That said, many years ago, I had a friend whose two Black Persian cats used to chase dogs down the street. The family got a call one morning. Their cats has bailed up a neighbour’s dog in the tool shed (aka no longer used dunny)
Thanks Alice! Good to know.
Tj Rose says
My trainer uses this a lot as I’m training my dog to be a service dog. She’s a huge sniffer not really a chaser though only with other dogs that are very excited and that’s a work in progress. Are used to cure go sniff and We only use a harness when she’s able to do this which is also is a cue. Turn on collar she is not allowed to sniff unless I say now go sniff. As for the dogs I have her sit politely and sometimes I will let her go see the dog if she sits calm and politely.
I’m not a professional but I think I’m getting the concept of Premack’s principle.
Simone Mueller has a book called Hunting Together that addresses ways to allow dogs to practice the predatory sequence without endangering what they are hunting or the human on the other end of the lead. I did her Predation Subsitution Training Course at Canine Principles and learned a lot. It has some similarities to the premack principle and reading through the comments I think it might be useful for a lot of people dealing with their dog’s obssessive need to hunt cats or whatever.
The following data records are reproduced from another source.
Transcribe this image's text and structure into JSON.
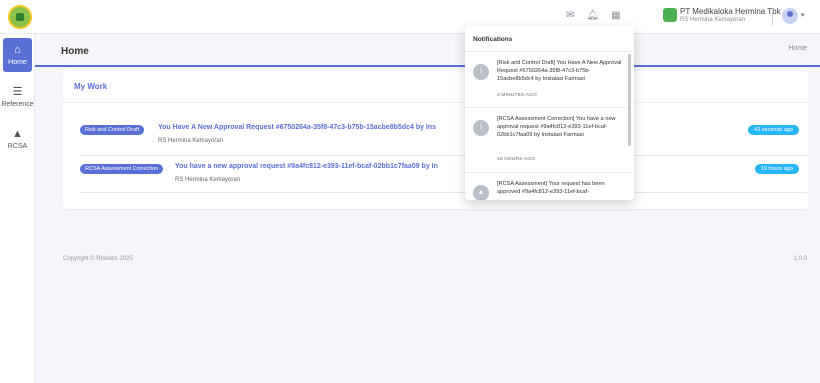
{
  "topbar": {
    "company_name": "PT Medikaloka Hermina Tbk",
    "company_unit": "RS Hermina Kemayoran",
    "icons": [
      "mail-icon",
      "bell-icon",
      "grid-icon"
    ],
    "avatar_caret": "▾"
  },
  "sidebar": {
    "items": [
      {
        "label": "Home",
        "icon": "⌂",
        "icon_name": "dashboard-icon"
      },
      {
        "label": "Reference",
        "icon": "☰",
        "icon_name": "sliders-icon"
      },
      {
        "label": "RCSA",
        "icon": "▲",
        "icon_name": "warning-icon"
      }
    ]
  },
  "page": {
    "title": "Home",
    "breadcrumb": "Home"
  },
  "my_work": {
    "title": "My Work",
    "rows": [
      {
        "badge": "Risk and Control Draft",
        "message": "You Have A New Approval Request #6750264a-35f8-47c3-b75b-15acbe8b5dc4 by Ins",
        "origin": "RS Hermina Kemayoran",
        "time": "43 seconds ago"
      },
      {
        "badge": "RCSA Assessment Correction",
        "message": "You have a new approval request #9a4fc812-e393-11ef-bcaf-02bb1c7faa09 by In",
        "origin": "RS Hermina Kemayoran",
        "time": "19 hours ago"
      }
    ]
  },
  "footer": {
    "copyright": "Copyright © Riskobs 2025",
    "version": "1.0.0"
  },
  "notifications": {
    "title": "Notifications",
    "items": [
      {
        "icon": "i",
        "text": "[Risk and Control Draft] You Have A New Approval Request #6750264a-35f8-47c3-b75b-15acbe8b5dc4 by Instalasi Farmasi",
        "time": "3 MINUTES AGO"
      },
      {
        "icon": "i",
        "text": "[RCSA Assessment Correction] You have a new approval request #9a4fc812-e393-11ef-bcaf-02bb1c7faa09 by Instalasi Farmasi",
        "time": "19 HOURS AGO"
      },
      {
        "icon": "▲",
        "text": "[RCSA Assessment] Your request has been approved #9a4fc812-e393-11ef-bcaf-",
        "time": ""
      }
    ]
  },
  "colors": {
    "accent": "#5a6fd6",
    "time_badge": "#29b6f6"
  }
}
I love the Premack Principle! I trained a rabbit-proof recall in my old dog on our long off-leash walks in wooded parks, calling her back to me almost immediately for a treat then telling her “go sniff”, then calling her back and repeating 10,000,000 times. I think the go-sniff after the treats also boosts their value! We also used this recall routine chasing Canada geese off the Boston College football field. They are year-round pests in that area and generate massive amounts of poop, so the players were grateful. It was amazing to watch this tiny 12lb dog shooting like a bullet into big flocks of birds twice her size, and the best feeling when she raced back to me with her tongue hanging out and her eyes shining. She had a crazy prey drive for varmints, and I harnessed it the best I could. I let her hunt alley rats, calling her back frequently and releasing her again to go sniff. We went squirrel hunting on the Harvard Commons, where I would call her back from a treed squirrel in order to point to a different squirrel on the ground. She was just a hunter, not a killer; the only prey she ever caught was a mouse in my house.
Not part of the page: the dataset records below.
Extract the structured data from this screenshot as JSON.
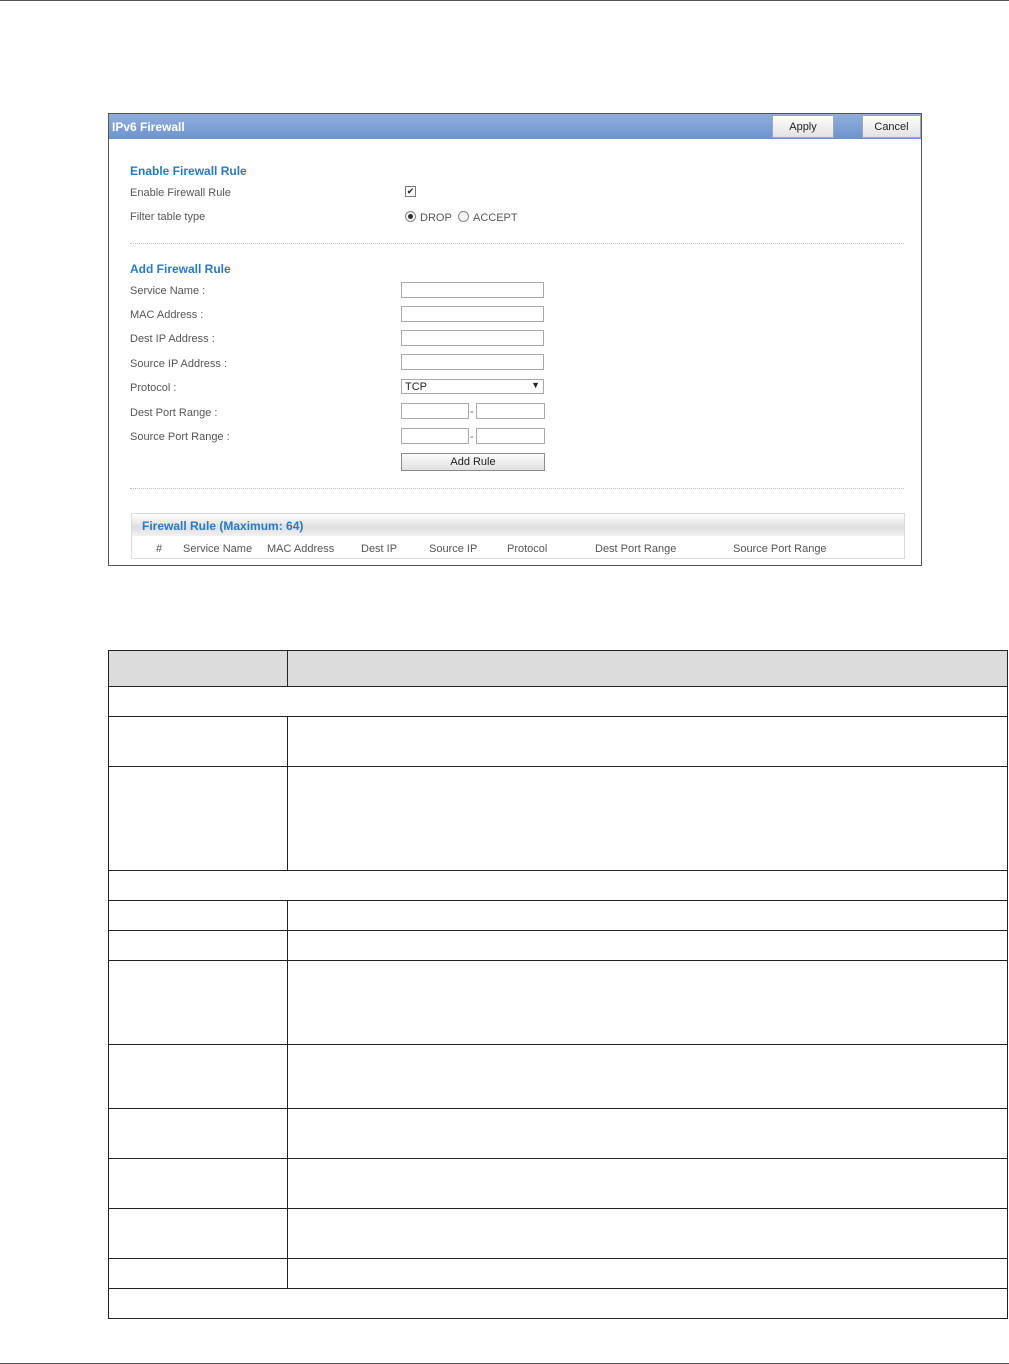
{
  "panel": {
    "title": "IPv6 Firewall",
    "apply_label": "Apply",
    "cancel_label": "Cancel",
    "enable_section": {
      "title": "Enable Firewall Rule",
      "enable_label": "Enable Firewall Rule",
      "enable_checked": true,
      "filter_label": "Filter table type",
      "filter_options": [
        "DROP",
        "ACCEPT"
      ],
      "filter_selected": "DROP"
    },
    "add_section": {
      "title": "Add Firewall Rule",
      "service_name_label": "Service Name :",
      "mac_address_label": "MAC Address :",
      "dest_ip_label": "Dest IP Address :",
      "source_ip_label": "Source IP Address :",
      "protocol_label": "Protocol :",
      "protocol_value": "TCP",
      "dest_port_label": "Dest Port Range :",
      "source_port_label": "Source Port Range :",
      "range_separator": "-",
      "add_rule_label": "Add Rule"
    },
    "rule_table": {
      "title": "Firewall Rule (Maximum: 64)",
      "columns": [
        "#",
        "Service Name",
        "MAC Address",
        "Dest IP",
        "Source IP",
        "Protocol",
        "Dest Port Range",
        "Source Port Range"
      ]
    }
  },
  "doc_table": {
    "rows": [
      {
        "type": "head",
        "cells": [
          "",
          ""
        ]
      },
      {
        "type": "span",
        "cells": [
          ""
        ]
      },
      {
        "type": "pair",
        "cells": [
          "",
          ""
        ]
      },
      {
        "type": "pair",
        "cells": [
          "",
          ""
        ]
      },
      {
        "type": "span",
        "cells": [
          ""
        ]
      },
      {
        "type": "pair",
        "cells": [
          "",
          ""
        ]
      },
      {
        "type": "pair",
        "cells": [
          "",
          ""
        ]
      },
      {
        "type": "pair",
        "cells": [
          "",
          ""
        ]
      },
      {
        "type": "pair",
        "cells": [
          "",
          ""
        ]
      },
      {
        "type": "pair",
        "cells": [
          "",
          ""
        ]
      },
      {
        "type": "pair",
        "cells": [
          "",
          ""
        ]
      },
      {
        "type": "pair",
        "cells": [
          "",
          ""
        ]
      },
      {
        "type": "pair",
        "cells": [
          "",
          ""
        ]
      },
      {
        "type": "span",
        "cells": [
          ""
        ]
      }
    ]
  }
}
Now I’m using Premack to train my new pup’s recalls. I don’t trust her off-leash in Atlanta parks because lots of homeless people camp out in hidden areas and she is too friendly with strangers. So we practice recalls on a 30’ leash. I was getting frustrated because it felt like I was always pulling her away from the things she wanted in the environment. There is more food-garbage and discarded chicken bones in our neighborhood than I’ve seen in my life, and our walks were just Leave it, leave it, leave it. But why leave an entire fried chicken wing just to get a liver scrap. So I started pointing out squirrels to her, I will call her to me and then we run together to the squirrel and she tries to run up the side of the tree. She’s an adolescent dog and has just recently developed the obedience of a teenager, so I’m trying to leverage environmental rewards as much as possible to get her through this phase. Also I want her to think I’m cool and not just the fun police!
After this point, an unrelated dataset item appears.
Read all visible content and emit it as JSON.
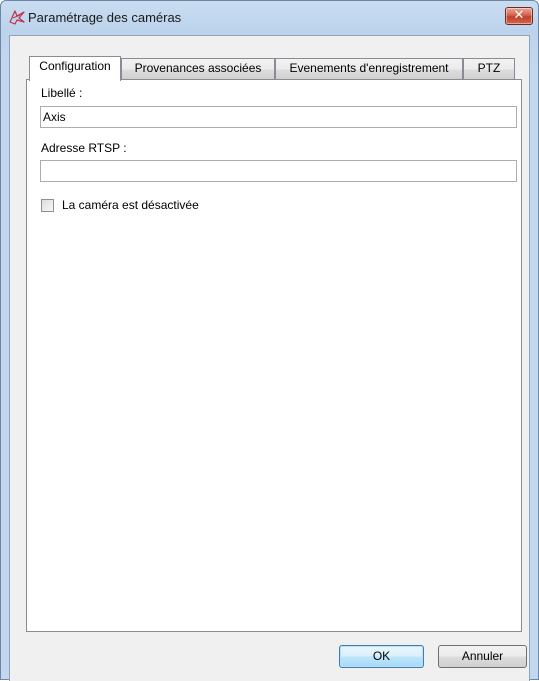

I love your blog so much Trish, been reading 10+ years, and your posts are especially refreshing in covid time.
Aww, Thea, thanks so much! Love your training with your pups!
Thanks Kat for the reference! I haven’t seen that book, glad to know about it.
Chris from Boise says
It was so helpful to see the video and Skip’s complete inability to respond to your usual cues. He was really stuck. And so helpful to hear your encouraging “good boy”, when he finally responded to “House”. It’s so hard to let go of the frustration when one’s dog gets stuck in undesirable behavior, put aside everything else that just happened, be in the moment, and calmly and cheerfully reinforce the dog for the desired response. Thanks for modeling what we strive for.
Puccoon is blooming in our sagebrush foothills – always makes me think of your Wisconsin prairies.